Trading at 300 times earnings, Netflix (NASDAQ:NFLX) has defied gravity for years. As we enter what seems to be soft markets and perhaps an economic slowdown, the question is whether the sizzle is getting ahead of the steak.
Netflix is trading at $116 per share on 427 million shares giving it a market capitalization close to $50 billion. Revenues are growing in the 25% rate.
As at September 30, 2015 Netflix had over $2.6 billion of cash and short term investments offset by long term debt of $2.4 billion and non-current content liabilities of $2 billion.
The balance sheet does not look over-leveraged at this point, but the company's use of $500 million cash in the 9 months ended September 30, 2015 would be a problem if cash flows don't grow.
I don't see any letup in Netflix growth rate in the near term and have forecast the next three years using a 25% compound annual growth rate.
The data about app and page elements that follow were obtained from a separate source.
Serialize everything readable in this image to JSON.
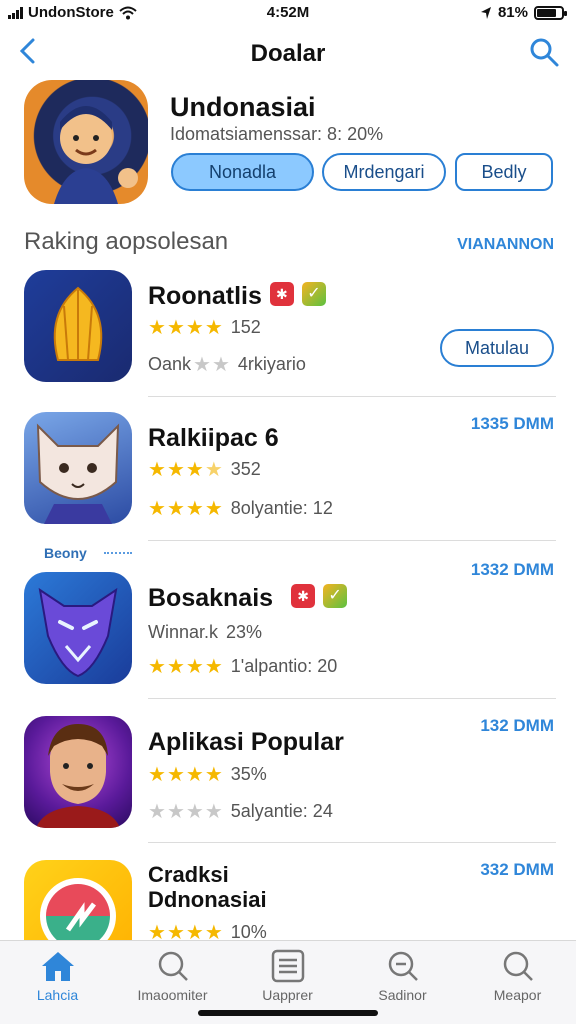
{
  "status_bar": {
    "carrier": "UndonStore",
    "time": "4:52M",
    "battery": "81%"
  },
  "nav": {
    "title": "Doalar"
  },
  "hero": {
    "name": "Undonasiai",
    "subtitle": "Idomatsiamenssar: 8: 20%",
    "buttons": [
      "Nonadla",
      "Mrdengari",
      "Bedly"
    ]
  },
  "section": {
    "title": "Raking aopsolesan",
    "link": "VIANANNON"
  },
  "apps": [
    {
      "name": "Roonatlis",
      "rating_text": "152",
      "rating": 4,
      "meta": "Oank",
      "meta_rating": 2,
      "meta_text": "4rkiyario",
      "action": "Matulau"
    },
    {
      "name": "Ralkiipac  6",
      "rating_text": "352",
      "rating": 3.5,
      "meta_text": "8olyantie: 12",
      "meta_rating": 4,
      "price": "1335 DMM"
    },
    {
      "name": "Bosaknais",
      "rating_text": "23%",
      "meta": "Winnar.k",
      "meta_text": "1'alpantio: 20",
      "meta_rating": 4,
      "price": "1332 DMM"
    },
    {
      "name": "Aplikasi Popular",
      "rating_text": "35%",
      "rating": 4,
      "meta_text": "5alyantie: 24",
      "meta_rating": 0,
      "price": "132 DMM"
    },
    {
      "name_line1": "Cradksi",
      "name_line2": "Ddnonasiai",
      "rating_text": "10%",
      "rating": 4,
      "price": "332 DMM"
    }
  ],
  "mini_label": "Beony",
  "tabs": [
    {
      "label": "Lahcia",
      "icon": "home-icon",
      "active": true
    },
    {
      "label": "Imaoomiter",
      "icon": "search-icon"
    },
    {
      "label": "Uapprer",
      "icon": "list-icon"
    },
    {
      "label": "Sadinor",
      "icon": "zoom-icon"
    },
    {
      "label": "Meapor",
      "icon": "search-icon"
    }
  ],
  "colors": {
    "accent": "#2f86d9",
    "star": "#f5b800",
    "primary_pill": "#8cc9ff"
  }
}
At that rate Netflix should begin to show rapid growth in net income reaching almost $3.00 a share by 2017. If those results materialize, Netflix will have no problem carrying its debt and funding significant content development.
Source: Netflix 2013 and 2014 annual reports and Michael Blair analysis
The secret to Netflix dramatic successes has been a great product at an affordable price giving rise to rapid subscriber growth in the United States augmented by an international expansion.
As I see it, Netflix will not be damaged severely by its own price increases or by competition, but will suffer little more than a slowdown in its pace of growth. The Netflix platform combines a broad and rich assortment of content with an affordable price. As long as Netflix continues to enrich its content library, it is almost certain to succeed.
Despite its strong growth pattern and the prospects of healthy cash flows from operations, NFLX is an overvalued stock and in my view a good short at these levels. Revenue growth at 25% will be hard to maintain as U.S. growth stalls as it did in the September 2015 quarter.
Recent moves to raise prices may also dampen subscriber growth somewhat.
Amazon.com (NASDAQ:AMZN) Prime and Hulu are targeting Netflix in what is sure to become an increasingly competitive market.
In conclusion, I believe NFLX is a good short not because it is poorly managed, running out of cash or at any calamitous risk of competitive failure, but simply because it has become overvalued. A profitable company growing at 25% annually should command a price-to-earnings multiple of less than 30 times, using conventional valuation theory.
Source: Stern School of Business
At 30 times forecast 2017 earnings of $2.98 per share, NFLX would have a value of roughly $90 per share (assuming the 25% growth rate persists for a significant period of time after2017). That suggests the stock is overvalued by about $26 a share in the current market even the company's performance meets a 25% rate of growth without compromise of profit ratios. Any dampening of growth owing to economic or competitive forces adds to the short case.
Accordingly, I believe NFLX is an attractive candidate for the short side of the market.
Disclosure: I/we have no positions in any stocks mentioned, and no plans to initiate any positions within the next 72 hours.
I wrote this article myself, and it expresses my own opinions. I am not receiving compensation for it (other than from Seeking Alpha). I have no business relationship with any company whose stock is mentioned in this article.